The following people are in this group:
Research within the Intelligent Systems group includes:
The ability to identify individual animals is a prerequisite for many questions in behavioural ecology, cognitive research, conservation monitoring, and wildlife epidemiology. With the increasing availability of remote audiovisual recording devices, such as camera or video traps, standardized data collection has become much easier, in particular in the wild.
The core objective is to study, develop and evaluate computer vision systems that exploit the structure of animal skin patterns for a robust biometric identification of individuals in natural habitats. The project will primarily focus on great apes and elephants. The work will complement technology currently under development in the associated SAISBECO (Semi-Automated Audiovisual Species and Individual Identification System for Behavioural Ecological Research and Conservation) project.
A further major project in animal biometrics is concerned with the automatic recognition of individual penguins in a colony. For details see SpotThePenguin.com
We are concerned with the automated analysis of large scale data in order to extract the useful knowledge hidden in it. Our approach to dealing with data has essentially remained unchanged for the past 25 centuries: we categorise it, divide it into small chunks, then build indexes and catalogues so we can find what we want.
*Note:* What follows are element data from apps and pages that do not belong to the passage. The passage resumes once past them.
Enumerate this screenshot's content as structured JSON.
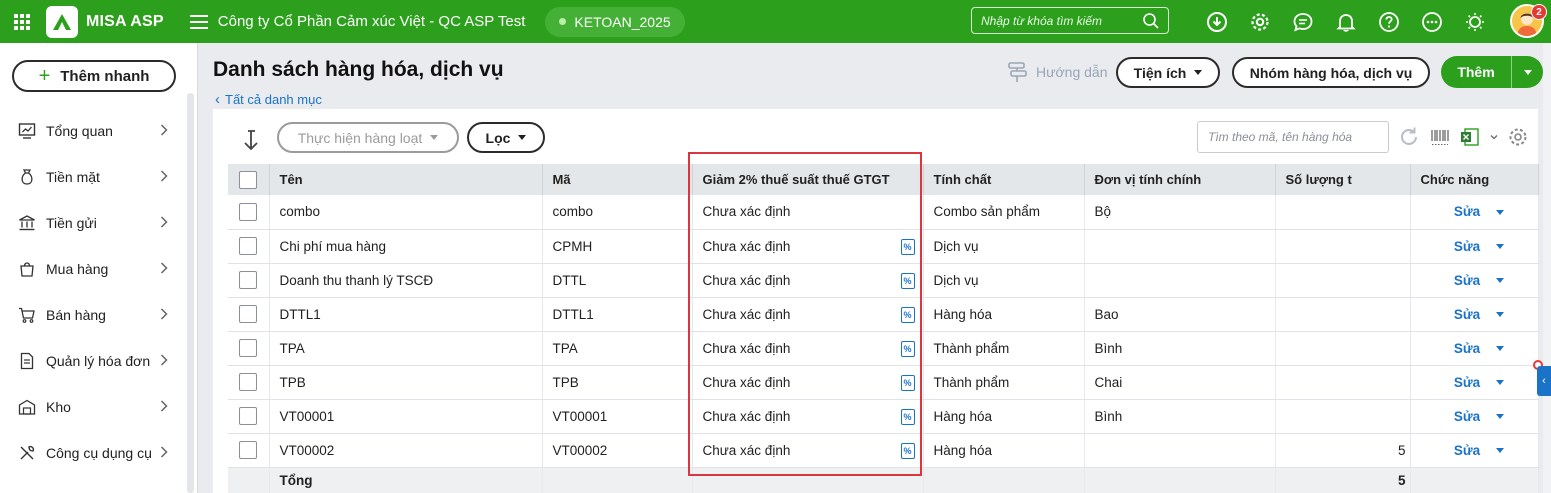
{
  "topbar": {
    "brand": "MISA ASP",
    "company": "Công ty Cổ Phần Cảm xúc Việt - QC ASP Test",
    "database": "KETOAN_2025",
    "search_placeholder": "Nhập từ khóa tìm kiếm",
    "notification_count": "2"
  },
  "sidebar": {
    "quick_add": "Thêm nhanh",
    "items": [
      {
        "label": "Tổng quan",
        "icon": "dashboard-icon"
      },
      {
        "label": "Tiền mặt",
        "icon": "money-bag-icon"
      },
      {
        "label": "Tiền gửi",
        "icon": "bank-icon"
      },
      {
        "label": "Mua hàng",
        "icon": "shopping-bag-icon"
      },
      {
        "label": "Bán hàng",
        "icon": "cart-icon"
      },
      {
        "label": "Quản lý hóa đơn",
        "icon": "invoice-icon"
      },
      {
        "label": "Kho",
        "icon": "warehouse-icon"
      },
      {
        "label": "Công cụ dụng cụ",
        "icon": "tools-icon"
      }
    ]
  },
  "header": {
    "title": "Danh sách hàng hóa, dịch vụ",
    "back_link": "Tất cả danh mục",
    "guide": "Hướng dẫn",
    "utilities": "Tiện ích",
    "item_group": "Nhóm hàng hóa, dịch vụ",
    "add": "Thêm"
  },
  "toolbar": {
    "batch": "Thực hiện hàng loạt",
    "filter": "Lọc",
    "search_placeholder": "Tìm theo mã, tên hàng hóa"
  },
  "table": {
    "columns": {
      "name": "Tên",
      "code": "Mã",
      "vat": "Giảm 2% thuế suất thuế GTGT",
      "nature": "Tính chất",
      "unit": "Đơn vị tính chính",
      "qty": "Số lượng t",
      "func": "Chức năng"
    },
    "rows": [
      {
        "name": "combo",
        "code": "combo",
        "vat": "Chưa xác định",
        "nature": "Combo sản phẩm",
        "unit": "Bộ",
        "qty": "",
        "action": "Sửa",
        "pct_icon": false
      },
      {
        "name": "Chi phí mua hàng",
        "code": "CPMH",
        "vat": "Chưa xác định",
        "nature": "Dịch vụ",
        "unit": "",
        "qty": "",
        "action": "Sửa",
        "pct_icon": true
      },
      {
        "name": "Doanh thu thanh lý TSCĐ",
        "code": "DTTL",
        "vat": "Chưa xác định",
        "nature": "Dịch vụ",
        "unit": "",
        "qty": "",
        "action": "Sửa",
        "pct_icon": true
      },
      {
        "name": "DTTL1",
        "code": "DTTL1",
        "vat": "Chưa xác định",
        "nature": "Hàng hóa",
        "unit": "Bao",
        "qty": "",
        "action": "Sửa",
        "pct_icon": true
      },
      {
        "name": "TPA",
        "code": "TPA",
        "vat": "Chưa xác định",
        "nature": "Thành phẩm",
        "unit": "Bình",
        "qty": "",
        "action": "Sửa",
        "pct_icon": true
      },
      {
        "name": "TPB",
        "code": "TPB",
        "vat": "Chưa xác định",
        "nature": "Thành phẩm",
        "unit": "Chai",
        "qty": "",
        "action": "Sửa",
        "pct_icon": true
      },
      {
        "name": "VT00001",
        "code": "VT00001",
        "vat": "Chưa xác định",
        "nature": "Hàng hóa",
        "unit": "Bình",
        "qty": "",
        "action": "Sửa",
        "pct_icon": true
      },
      {
        "name": "VT00002",
        "code": "VT00002",
        "vat": "Chưa xác định",
        "nature": "Hàng hóa",
        "unit": "",
        "qty": "5",
        "action": "Sửa",
        "pct_icon": true
      }
    ],
    "total_label": "Tổng",
    "total_qty": "5",
    "pct_symbol": "%"
  },
  "colors": {
    "brand_green": "#2ca01c",
    "link_blue": "#1a73c8",
    "highlight_red": "#d9363e"
  }
}
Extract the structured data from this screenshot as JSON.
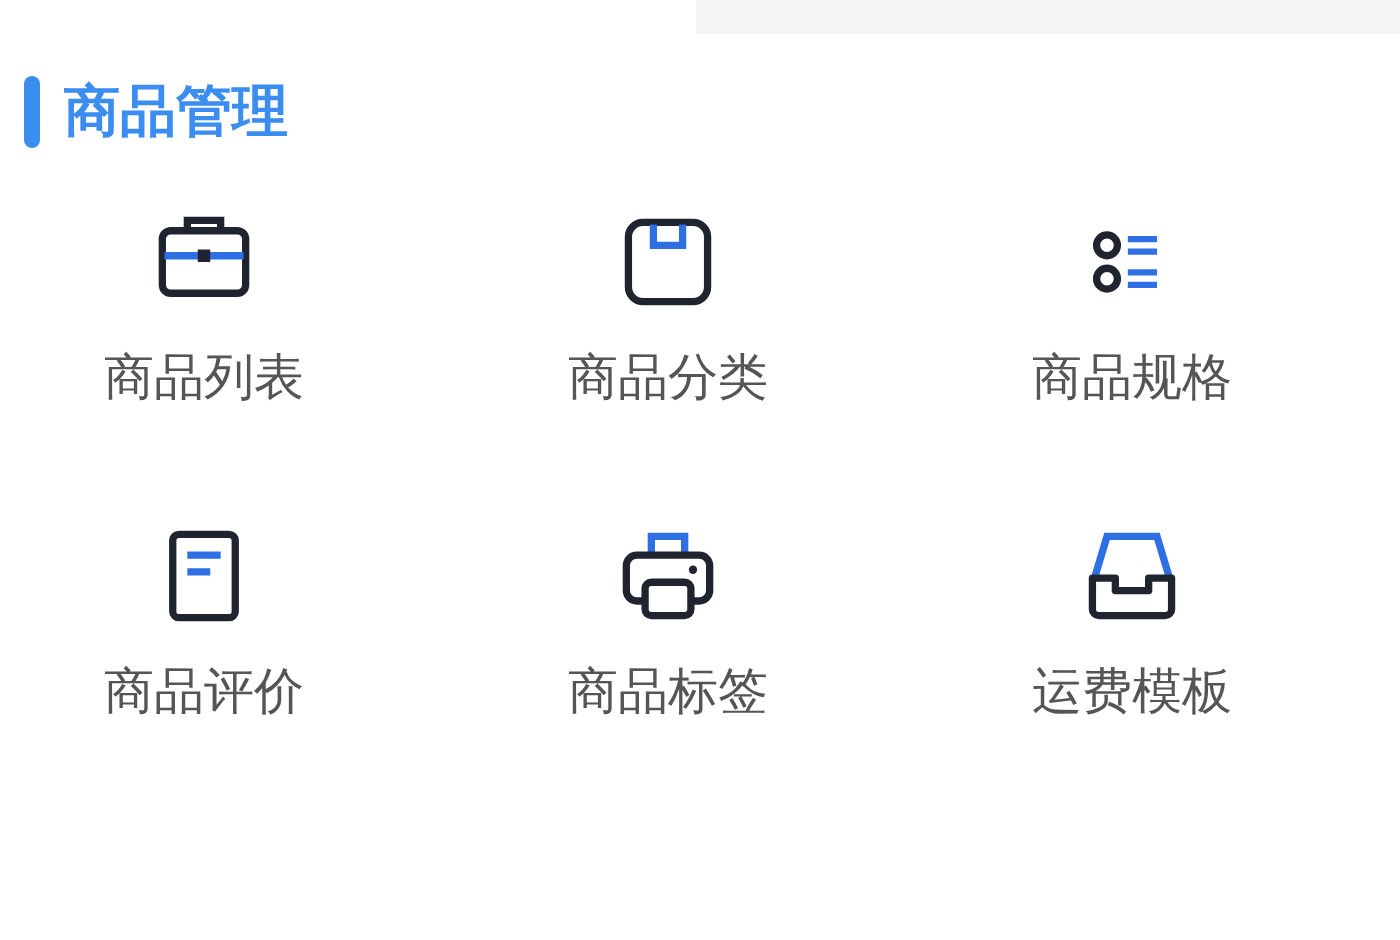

But with terabytes of data becoming available every second in areas such as finance, medicine and commerce, this is no longer a viable strategy.
As a result there is an urgent need to find new ways of solving the following types of problems. In finance, methods are needed to predict stock trends, based not only on traditional statistical indicators but, potentially, incorporating all the information that a human trader might use such as social and political trends and current events. Financial institutions need to generate credit scores before making loans, whether to individual home buyers or major corporations. Retailers need to mine associations from store card and online transaction data in order to customise advertising and promotions to customers. Banks, companies, universities, governments and other organisations are increasingly concerned with online security and the need to detect intrusions and anomalies.